Residents of Maricopa County in Arizona faced what could only be called a voting nightmare on March 22 during the Democratic and Republican primaries. Residents reported lines up to five hours long, a lack of ballots, and even one report of overflowing toilets at voting centers. While nightmarish, the massive snafu in Maricopa County is not surprising. This is the most populous county in Arizona, and it has cut the number of polling places 85 percent since 2008.

The Democratic Party, in addition to the Hillary Clinton and Bernie Sanders campaigns, have filed a lawsuit against the state of Arizona over voter access to the polls.
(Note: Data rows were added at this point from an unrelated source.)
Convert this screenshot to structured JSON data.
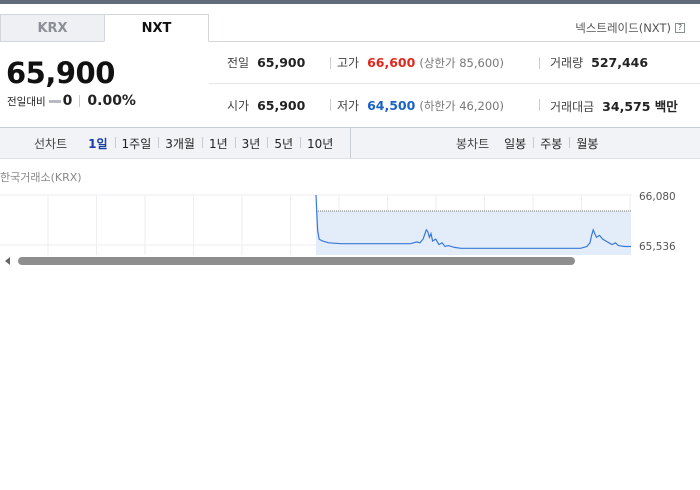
{
  "tabs": [
    {
      "label": "KRX",
      "active": false
    },
    {
      "label": "NXT",
      "active": true
    }
  ],
  "nxt_link": {
    "label": "넥스트레이드(NXT)",
    "icon": "help-icon"
  },
  "quote": {
    "price": "65,900",
    "change_label": "전일대비",
    "change_value": "0",
    "change_pct": "0.00%"
  },
  "stats": {
    "prev_close": {
      "label": "전일",
      "value": "65,900"
    },
    "high": {
      "label": "고가",
      "value": "66,600",
      "sub": "(상한가 85,600)"
    },
    "volume": {
      "label": "거래량",
      "value": "527,446"
    },
    "open": {
      "label": "시가",
      "value": "65,900"
    },
    "low": {
      "label": "저가",
      "value": "64,500",
      "sub": "(하한가 46,200)"
    },
    "amount": {
      "label": "거래대금",
      "value": "34,575 백만"
    }
  },
  "toolbar": {
    "line_title": "선차트",
    "periods": [
      "1일",
      "1주일",
      "3개월",
      "1년",
      "3년",
      "5년",
      "10년"
    ],
    "selected_period": "1일",
    "candle_title": "봉차트",
    "candle_periods": [
      "일봉",
      "주봉",
      "월봉"
    ]
  },
  "exchange_label": "한국거래소(KRX)",
  "colors": {
    "up": "#e0281e",
    "down": "#1a62c9",
    "line": "#3a78d8",
    "fill": "#e3edf9"
  },
  "chart_data": {
    "type": "line",
    "y_ticks": [
      "66,080",
      "65,536"
    ],
    "ylim": [
      65250,
      66150
    ],
    "points": [
      [
        0.0,
        66080
      ],
      [
        0.005,
        65700
      ],
      [
        0.01,
        65600
      ],
      [
        0.02,
        65580
      ],
      [
        0.04,
        65560
      ],
      [
        0.08,
        65550
      ],
      [
        0.12,
        65550
      ],
      [
        0.16,
        65550
      ],
      [
        0.2,
        65550
      ],
      [
        0.26,
        65550
      ],
      [
        0.3,
        65550
      ],
      [
        0.32,
        65570
      ],
      [
        0.33,
        65560
      ],
      [
        0.34,
        65600
      ],
      [
        0.345,
        65650
      ],
      [
        0.35,
        65700
      ],
      [
        0.355,
        65680
      ],
      [
        0.36,
        65620
      ],
      [
        0.365,
        65660
      ],
      [
        0.37,
        65580
      ],
      [
        0.38,
        65600
      ],
      [
        0.39,
        65540
      ],
      [
        0.4,
        65560
      ],
      [
        0.41,
        65520
      ],
      [
        0.42,
        65530
      ],
      [
        0.44,
        65510
      ],
      [
        0.46,
        65500
      ],
      [
        0.48,
        65500
      ],
      [
        0.52,
        65500
      ],
      [
        0.56,
        65500
      ],
      [
        0.6,
        65500
      ],
      [
        0.64,
        65500
      ],
      [
        0.68,
        65500
      ],
      [
        0.72,
        65500
      ],
      [
        0.76,
        65500
      ],
      [
        0.8,
        65500
      ],
      [
        0.84,
        65500
      ],
      [
        0.86,
        65520
      ],
      [
        0.87,
        65560
      ],
      [
        0.875,
        65640
      ],
      [
        0.88,
        65700
      ],
      [
        0.885,
        65660
      ],
      [
        0.89,
        65620
      ],
      [
        0.9,
        65640
      ],
      [
        0.91,
        65600
      ],
      [
        0.92,
        65580
      ],
      [
        0.93,
        65560
      ],
      [
        0.94,
        65540
      ],
      [
        0.95,
        65560
      ],
      [
        0.96,
        65530
      ],
      [
        0.98,
        65520
      ],
      [
        1.0,
        65520
      ]
    ]
  }
}
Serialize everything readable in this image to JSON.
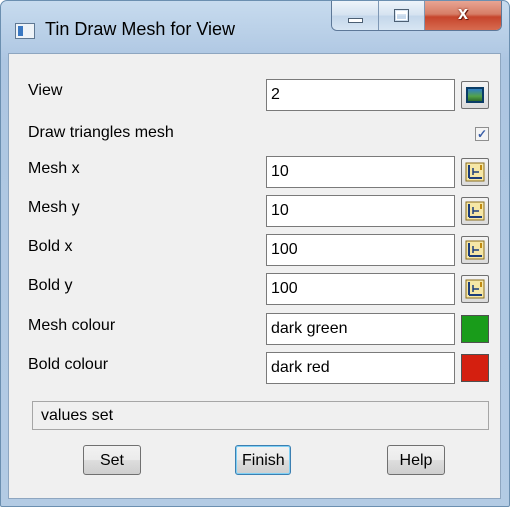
{
  "window": {
    "title": "Tin Draw Mesh for View",
    "caption_buttons": {
      "minimize": "minimize",
      "maximize": "maximize",
      "close": "x"
    }
  },
  "form": {
    "view": {
      "label": "View",
      "value": "2",
      "button_icon": "view-picker-icon"
    },
    "draw_triangles": {
      "label": "Draw triangles mesh",
      "checked": true,
      "check_glyph": "✓"
    },
    "mesh_x": {
      "label": "Mesh x",
      "value": "10",
      "button_icon": "value-picker-icon"
    },
    "mesh_y": {
      "label": "Mesh y",
      "value": "10",
      "button_icon": "value-picker-icon"
    },
    "bold_x": {
      "label": "Bold x",
      "value": "100",
      "button_icon": "value-picker-icon"
    },
    "bold_y": {
      "label": "Bold y",
      "value": "100",
      "button_icon": "value-picker-icon"
    },
    "mesh_colour": {
      "label": "Mesh colour",
      "value": "dark green",
      "swatch_color": "#199c1a"
    },
    "bold_colour": {
      "label": "Bold colour",
      "value": "dark red",
      "swatch_color": "#d41f0f"
    }
  },
  "status": {
    "text": "values set"
  },
  "buttons": {
    "set": "Set",
    "finish": "Finish",
    "help": "Help"
  }
}
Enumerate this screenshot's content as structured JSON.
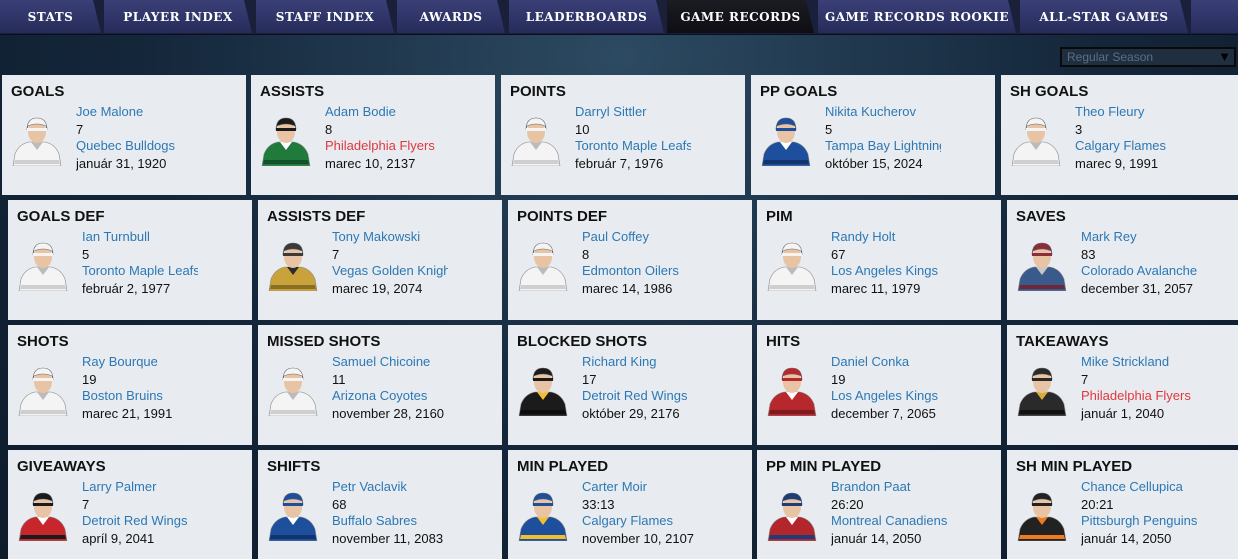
{
  "nav": {
    "tabs": [
      {
        "label": "STATS",
        "active": false
      },
      {
        "label": "PLAYER INDEX",
        "active": false
      },
      {
        "label": "STAFF INDEX",
        "active": false
      },
      {
        "label": "AWARDS",
        "active": false
      },
      {
        "label": "LEADERBOARDS",
        "active": false
      },
      {
        "label": "GAME RECORDS",
        "active": true
      },
      {
        "label": "GAME RECORDS ROOKIE",
        "active": false
      },
      {
        "label": "ALL-STAR GAMES",
        "active": false
      },
      {
        "label": "",
        "active": false
      }
    ]
  },
  "season_select": {
    "value": "Regular Season",
    "icon": "dropdown-arrow-icon"
  },
  "records": [
    {
      "title": "GOALS",
      "player": "Joe Malone",
      "value": "7",
      "team": "Quebec Bulldogs",
      "team_color": "#2c78b4",
      "date": "január 31, 1920",
      "jersey": "white"
    },
    {
      "title": "ASSISTS",
      "player": "Adam Bodie",
      "value": "8",
      "team": "Philadelphia Flyers",
      "team_color": "#e0383e",
      "date": "marec 10, 2137",
      "jersey": "green"
    },
    {
      "title": "POINTS",
      "player": "Darryl Sittler",
      "value": "10",
      "team": "Toronto Maple Leafs",
      "team_color": "#2c78b4",
      "date": "február 7, 1976",
      "jersey": "white"
    },
    {
      "title": "PP GOALS",
      "player": "Nikita Kucherov",
      "value": "5",
      "team": "Tampa Bay Lightning",
      "team_color": "#2c78b4",
      "date": "október 15, 2024",
      "jersey": "blue"
    },
    {
      "title": "SH GOALS",
      "player": "Theo Fleury",
      "value": "3",
      "team": "Calgary Flames",
      "team_color": "#2c78b4",
      "date": "marec 9, 1991",
      "jersey": "white"
    },
    {
      "title": "GOALS DEF",
      "player": "Ian Turnbull",
      "value": "5",
      "team": "Toronto Maple Leafs",
      "team_color": "#2c78b4",
      "date": "február 2, 1977",
      "jersey": "white"
    },
    {
      "title": "ASSISTS DEF",
      "player": "Tony Makowski",
      "value": "7",
      "team": "Vegas Golden Knights",
      "team_color": "#2c78b4",
      "date": "marec 19, 2074",
      "jersey": "gold"
    },
    {
      "title": "POINTS DEF",
      "player": "Paul Coffey",
      "value": "8",
      "team": "Edmonton Oilers",
      "team_color": "#2c78b4",
      "date": "marec 14, 1986",
      "jersey": "white"
    },
    {
      "title": "PIM",
      "player": "Randy Holt",
      "value": "67",
      "team": "Los Angeles Kings",
      "team_color": "#2c78b4",
      "date": "marec 11, 1979",
      "jersey": "white"
    },
    {
      "title": "SAVES",
      "player": "Mark Rey",
      "value": "83",
      "team": "Colorado Avalanche",
      "team_color": "#2c78b4",
      "date": "december 31, 2057",
      "jersey": "colorado"
    },
    {
      "title": "SHOTS",
      "player": "Ray Bourque",
      "value": "19",
      "team": "Boston Bruins",
      "team_color": "#2c78b4",
      "date": "marec 21, 1991",
      "jersey": "white"
    },
    {
      "title": "MISSED SHOTS",
      "player": "Samuel Chicoine",
      "value": "11",
      "team": "Arizona Coyotes",
      "team_color": "#2c78b4",
      "date": "november 28, 2160",
      "jersey": "white"
    },
    {
      "title": "BLOCKED SHOTS",
      "player": "Richard King",
      "value": "17",
      "team": "Detroit Red Wings",
      "team_color": "#2c78b4",
      "date": "október 29, 2176",
      "jersey": "pittsburgh"
    },
    {
      "title": "HITS",
      "player": "Daniel Conka",
      "value": "19",
      "team": "Los Angeles Kings",
      "team_color": "#2c78b4",
      "date": "december 7, 2065",
      "jersey": "red"
    },
    {
      "title": "TAKEAWAYS",
      "player": "Mike Strickland",
      "value": "7",
      "team": "Philadelphia Flyers",
      "team_color": "#e0383e",
      "date": "január 1, 2040",
      "jersey": "black"
    },
    {
      "title": "GIVEAWAYS",
      "player": "Larry Palmer",
      "value": "7",
      "team": "Detroit Red Wings",
      "team_color": "#2c78b4",
      "date": "apríl 9, 2041",
      "jersey": "carolina"
    },
    {
      "title": "SHIFTS",
      "player": "Petr Vaclavik",
      "value": "68",
      "team": "Buffalo Sabres",
      "team_color": "#2c78b4",
      "date": "november 11, 2083",
      "jersey": "blue"
    },
    {
      "title": "MIN PLAYED",
      "player": "Carter Moir",
      "value": "33:13",
      "team": "Calgary Flames",
      "team_color": "#2c78b4",
      "date": "november 10, 2107",
      "jersey": "stlouis"
    },
    {
      "title": "PP MIN PLAYED",
      "player": "Brandon Paat",
      "value": "26:20",
      "team": "Montreal Canadiens",
      "team_color": "#2c78b4",
      "date": "január 14, 2050",
      "jersey": "montreal"
    },
    {
      "title": "SH MIN PLAYED",
      "player": "Chance Cellupica",
      "value": "20:21",
      "team": "Pittsburgh Penguins",
      "team_color": "#2c78b4",
      "date": "január 14, 2050",
      "jersey": "orange"
    }
  ]
}
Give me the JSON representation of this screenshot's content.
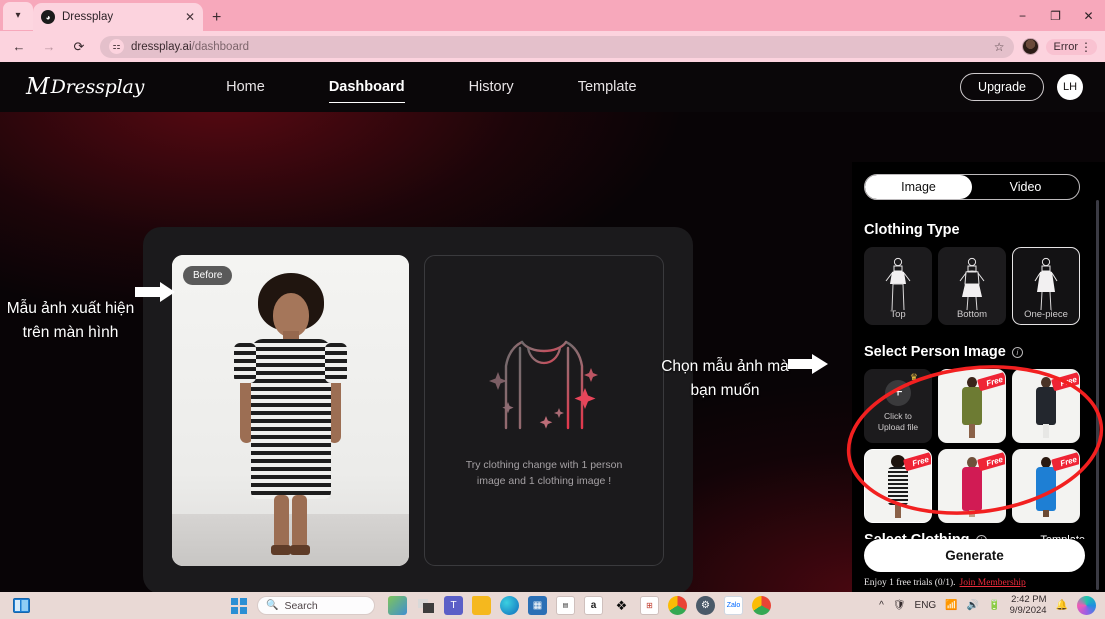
{
  "browser": {
    "tab": {
      "title": "Dressplay",
      "favicon_icon": "dressplay-favicon",
      "close_icon": "close-icon"
    },
    "tab_list_icon": "chevron-down-icon",
    "new_tab_icon": "plus-icon",
    "window_controls": {
      "minimize": "−",
      "maximize": "❐",
      "close": "✕"
    },
    "nav": {
      "back_icon": "←",
      "forward_icon": "→",
      "reload_icon": "⟳"
    },
    "omnibox": {
      "site_settings_icon": "tune-icon",
      "url_host": "dressplay.ai",
      "url_path": "/dashboard",
      "bookmark_icon": "star-icon"
    },
    "profile_icon": "profile-avatar",
    "error_badge": "Error",
    "menu_icon": "kebab-menu-icon"
  },
  "app": {
    "logo": {
      "mark": "M",
      "text": "Dressplay"
    },
    "nav_links": [
      {
        "label": "Home",
        "active": false
      },
      {
        "label": "Dashboard",
        "active": true
      },
      {
        "label": "History",
        "active": false
      },
      {
        "label": "Template",
        "active": false
      }
    ],
    "upgrade_label": "Upgrade",
    "avatar_initials": "LH"
  },
  "workspace": {
    "before_badge": "Before",
    "empty_state_text": "Try clothing change with 1 person image and 1 clothing image !"
  },
  "panel": {
    "mode_tabs": [
      {
        "label": "Image",
        "active": true
      },
      {
        "label": "Video",
        "active": false
      }
    ],
    "clothing_type": {
      "title": "Clothing Type",
      "options": [
        {
          "label": "Top",
          "active": false
        },
        {
          "label": "Bottom",
          "active": false
        },
        {
          "label": "One-piece",
          "active": true
        }
      ]
    },
    "person_image": {
      "title": "Select Person Image",
      "info_icon": "info-icon",
      "upload": {
        "label_line1": "Click to",
        "label_line2": "Upload file",
        "plus_icon": "plus-icon",
        "premium_icon": "crown-icon"
      },
      "thumbnails": [
        {
          "badge": "Free",
          "selected": false,
          "dress_color": "#6d7b33",
          "skin": "#8a6148"
        },
        {
          "badge": "Free",
          "selected": false,
          "dress_color": "#23272e",
          "skin": "#55392a"
        },
        {
          "badge": "Free",
          "selected": true,
          "dress_color": "#262626",
          "skin": "#7a5236"
        },
        {
          "badge": "Free",
          "selected": false,
          "dress_color": "#d11b54",
          "skin": "#caa288"
        },
        {
          "badge": "Free",
          "selected": false,
          "dress_color": "#1e7fd4",
          "skin": "#4e3323"
        }
      ]
    },
    "clothing": {
      "title": "Select Clothing",
      "info_icon": "info-icon",
      "template_link": "Template"
    },
    "generate_label": "Generate",
    "trial_text": "Enjoy 1 free trials (0/1).",
    "trial_link": "Join Membership",
    "accent_color": "#ee2b3c"
  },
  "annotations": {
    "note_1": "Mẫu ảnh xuất hiện trên màn hình",
    "note_2": "Chọn mẫu ảnh mà bạn muốn",
    "highlight_color": "#f22020"
  },
  "taskbar": {
    "start_icon": "windows-start-icon",
    "search_placeholder": "Search",
    "search_icon": "search-icon",
    "apps": [
      "widgets-icon",
      "task-view-icon",
      "teams-icon",
      "file-explorer-icon",
      "edge-icon",
      "microsoft-store-icon",
      "amazon-icon",
      "amazon-a-icon",
      "dropbox-icon",
      "app-icon",
      "chrome-icon",
      "settings-icon",
      "zalo-icon",
      "chrome-active-icon"
    ],
    "tray": {
      "overflow_icon": "chevron-up-icon",
      "security_icon": "security-alert-icon",
      "language": "ENG",
      "wifi_icon": "wifi-icon",
      "volume_icon": "volume-icon",
      "battery_icon": "battery-icon",
      "time": "2:42 PM",
      "date": "9/9/2024",
      "notification_icon": "bell-icon",
      "copilot_icon": "copilot-icon"
    }
  }
}
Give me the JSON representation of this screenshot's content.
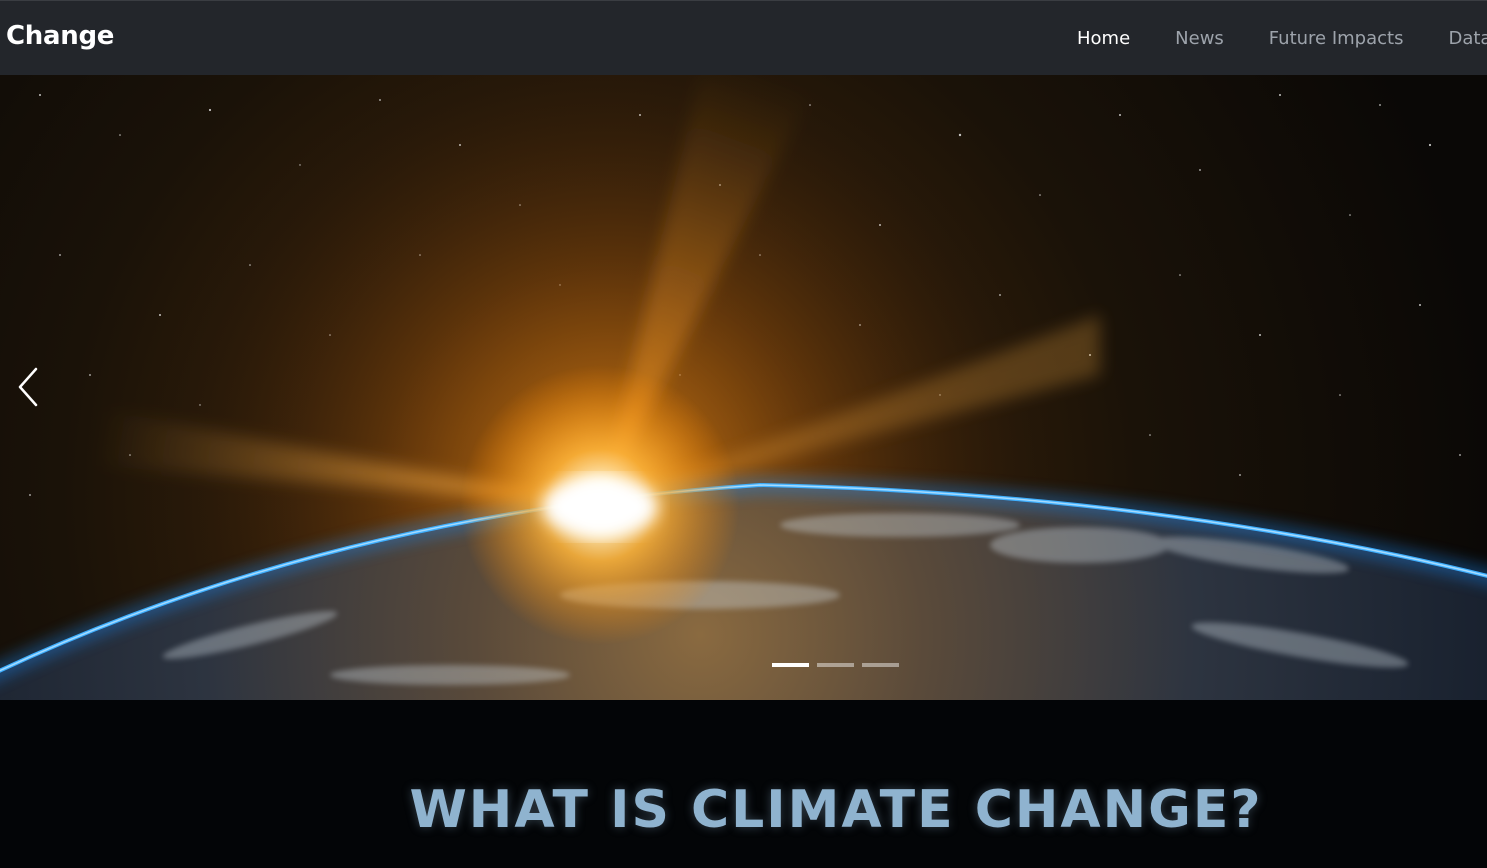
{
  "navbar": {
    "brand": "Change",
    "links": [
      {
        "label": "Home",
        "active": true
      },
      {
        "label": "News",
        "active": false
      },
      {
        "label": "Future Impacts",
        "active": false
      },
      {
        "label": "Data",
        "active": false
      }
    ]
  },
  "carousel": {
    "image": "earth-sunrise-from-space",
    "slide_count": 3,
    "active_slide": 1
  },
  "section": {
    "title": "WHAT IS CLIMATE CHANGE?"
  },
  "colors": {
    "navbar_bg": "#23262b",
    "title_color": "#8fb3cf",
    "atmosphere": "#1e8fff",
    "sun": "#ffae33"
  }
}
The lawsuit claims that an untold number of voters were effectively disenfranchised because they were “unable or unwilling to wait in intolerably long lines.”

The suit alleges that Maricopa County’s black, Hispanic and Native American communities were disproportionately affected, since they had fewer polling locations than white communities — if they had places to vote at all.

Before 2013, the Voting Rights Act would have required Arizona and several other states to pre-approve any changes to election law or procedure with federal officials. The law was effectively gutted in 2013, when the Supreme Court ruled that the formula for determining which jurisdictions were covered by the requirement was unconstitutional. Since then several state and local authorities have been accused of imposing onerous voting restrictions on their residents.

The elections lawyer for Clinton’s presidential campaign is suing Arizona, Ohio, Virginia, Wisconsin and North Carolina over voting issues following cases in those states.

This will be the first presidential election since the Voting Rights Act was gutted. For many, this will be their first time voting, and given that jurisdictions tend not to publicize the changes in voting locations, polling times, and what type of ID, if any, is needed, it is likely that more cases like Arizona’s will occur. These voting issues are much more likely to affect communities of color, who, historically, tend to vote Democratic.